After the deals went into effect on January 1st, oil prices remained above $50 per barrel. According to the EIA’s weekly production data, U.S. crude production rose by 318,000 b/d between the last week of December and the week ending March 3rd, just before Al-Fahil’s speech in Houston during on March 7th.
He said he is optimistic about the global oil market in the weeks and months ahead, but "I caution that my optimism should not tip investors into 'irrational exuberance' or wishful thinking that OPEC or the Kingdom will underwrite the investments of others at our own expense." Continue reading "What Oil Price Band Do The Saudis Want?"
Hello Traders everywhere. The Federal Reserve and Fed Chair Janet Yellen are stuck between a stronger global economy and a lull in U.S. inflation; the Fed is expected to announce whether it will raise interest rates for a third time this year or back off until prices rise to a level that they are comfortable with.
The Fed also is likely to announce a scheduled reduction of its approximately $4.2 trillion in holdings of bonds and mortgage-backed securities, most of it accumulated in response to the 2007-2009 financial crisis and recession.
Crude Oil is on the rise and trading above the $50 level today. The significant move today comes on the hell of news that gasoline stockpiles are at a new 22-month low and exports of crude and fuels surged.
Key levels to watch this week: Continue reading "Stocks Hesitate Ahead Of Fed Announcement"
Greed is one of the strongest human motivators. It is easy to get greedy, but it is hard to push it down after it gets extreme. The main point of my previous update in August was to focus your attention on the price action in the $3 area as the price could hit this psychological level and then retreat. My advice was to book profits and wait to see what would happen next.
I hope that you heeded my advice and didn’t get greedy as copper was pushed down below the $3 level very quickly.
In the same post, I thought that this upside move in the metal that had started last year could just be a consolidation before another drop down. In the chart below I go into more details about it.
Chart 1. Copper Monthly
Chart courtesy of tradingview.com
Continue reading "A Tumbling Copper Could Hit The Floor"
Hello Traders everywhere. Wall Street has extended its record setting gains into Monday. The gains today come on the heels of a record close last week where we saw the all three indexes close at record highs. The U.S. Dollar halted a two-day drop and Treasuries slipped as investors remain bullish on the American economy ahead of the Federal Reserve's policy meeting this week.
The markets focus now turns to the Fed meeting this week. While the central bank is widely expected to keep the benchmark rate unchanged, close attention will be paid to the chance of an increase later in the year and on whether officials will announce the start of a reduction in the bank’s $4.5 trillion balance sheet.
If you haven't read it yet, check out INO Contributor George Yacik's latest blog post where he shares his view on the coming Fed meeting.
Key levels to watch next week: Continue reading "Stock Market Trades At Record Highs"
The battle lines are being drawn for the Federal Reserve’s monetary policy meeting this week.

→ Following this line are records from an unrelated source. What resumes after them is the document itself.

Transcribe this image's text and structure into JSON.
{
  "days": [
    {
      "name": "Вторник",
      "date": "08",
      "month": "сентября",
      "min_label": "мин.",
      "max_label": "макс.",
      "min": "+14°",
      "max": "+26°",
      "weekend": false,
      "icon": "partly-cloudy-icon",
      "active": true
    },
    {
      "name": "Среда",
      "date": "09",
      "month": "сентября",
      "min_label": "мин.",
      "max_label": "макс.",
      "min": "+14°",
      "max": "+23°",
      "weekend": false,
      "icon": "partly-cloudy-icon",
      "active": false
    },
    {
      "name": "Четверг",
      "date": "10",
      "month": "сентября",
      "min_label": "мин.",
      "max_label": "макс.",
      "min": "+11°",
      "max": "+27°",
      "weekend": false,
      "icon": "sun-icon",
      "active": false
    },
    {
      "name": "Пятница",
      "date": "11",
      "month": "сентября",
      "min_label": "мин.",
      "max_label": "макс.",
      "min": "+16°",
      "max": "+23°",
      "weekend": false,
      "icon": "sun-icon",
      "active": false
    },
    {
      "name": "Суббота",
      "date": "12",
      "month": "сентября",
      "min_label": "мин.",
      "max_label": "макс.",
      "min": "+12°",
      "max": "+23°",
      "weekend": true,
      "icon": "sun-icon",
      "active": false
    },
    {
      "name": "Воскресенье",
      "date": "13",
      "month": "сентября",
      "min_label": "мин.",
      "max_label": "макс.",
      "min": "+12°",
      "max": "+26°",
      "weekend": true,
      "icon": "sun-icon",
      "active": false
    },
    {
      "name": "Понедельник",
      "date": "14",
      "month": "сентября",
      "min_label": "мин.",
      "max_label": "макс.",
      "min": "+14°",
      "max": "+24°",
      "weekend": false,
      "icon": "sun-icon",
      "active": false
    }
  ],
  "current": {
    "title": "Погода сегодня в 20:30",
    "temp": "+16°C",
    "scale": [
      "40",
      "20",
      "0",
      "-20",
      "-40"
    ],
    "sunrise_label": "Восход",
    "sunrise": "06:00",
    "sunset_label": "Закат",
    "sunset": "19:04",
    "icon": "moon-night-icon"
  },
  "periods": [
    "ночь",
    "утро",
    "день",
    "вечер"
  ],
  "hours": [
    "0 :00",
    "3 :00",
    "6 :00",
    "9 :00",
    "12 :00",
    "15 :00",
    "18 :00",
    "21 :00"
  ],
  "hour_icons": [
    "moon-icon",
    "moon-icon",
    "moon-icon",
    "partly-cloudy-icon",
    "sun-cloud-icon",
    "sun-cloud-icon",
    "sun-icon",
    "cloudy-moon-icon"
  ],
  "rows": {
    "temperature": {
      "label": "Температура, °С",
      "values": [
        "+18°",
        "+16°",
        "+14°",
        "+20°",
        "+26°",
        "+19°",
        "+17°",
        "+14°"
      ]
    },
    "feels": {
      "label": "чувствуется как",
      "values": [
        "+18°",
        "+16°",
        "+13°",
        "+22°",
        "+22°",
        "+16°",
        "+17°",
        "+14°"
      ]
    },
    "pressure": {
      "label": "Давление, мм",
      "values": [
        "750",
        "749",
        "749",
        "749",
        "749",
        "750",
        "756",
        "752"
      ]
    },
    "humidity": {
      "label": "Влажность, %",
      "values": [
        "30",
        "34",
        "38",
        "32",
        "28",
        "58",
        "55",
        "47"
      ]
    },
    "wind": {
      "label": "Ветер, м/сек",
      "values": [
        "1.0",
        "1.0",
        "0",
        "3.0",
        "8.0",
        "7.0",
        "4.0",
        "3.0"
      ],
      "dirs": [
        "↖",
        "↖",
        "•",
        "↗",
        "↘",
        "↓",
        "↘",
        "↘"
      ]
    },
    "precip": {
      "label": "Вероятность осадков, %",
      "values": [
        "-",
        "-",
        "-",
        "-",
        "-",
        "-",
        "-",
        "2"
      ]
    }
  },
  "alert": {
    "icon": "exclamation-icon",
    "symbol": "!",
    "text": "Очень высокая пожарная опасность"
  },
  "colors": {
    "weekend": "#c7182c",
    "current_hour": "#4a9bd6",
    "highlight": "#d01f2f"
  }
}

The prevailing market consensus right now is that no resolution of the debate – which mainly concerns inflation – will happen at the meeting, meaning there will be no change in interest rates, and may not be before the end of this year.
One side of the issue, which seems to be the prevailing view at the central bank, was recently promulgated by Fed governor Lael Brainard at a meeting of the Economic Club of New York. “My own view is that we should be cautious about tightening policy further until we are confident inflation is on track to achieve our target,” she said. “We have been falling short of our inflation objective not just in the past year, but over a longer period as well. What is troubling is five straight years in which inflation fell short of our target despite a sharp improvement in resource utilization.”
The other side, which appears to be the minority opinion, is represented by William Dudley, the president of the New York Fed, who isn’t overly concerned about the current level of inflation. “Even though inflation is currently somewhat below our longer-run objective, I judge that it is still appropriate” to raise interest rates soon, he said recently. “I expect that we will continue to gradually remove monetary policy accommodation.” Continue reading "What's Behind the Fed's Inflation Obsession?"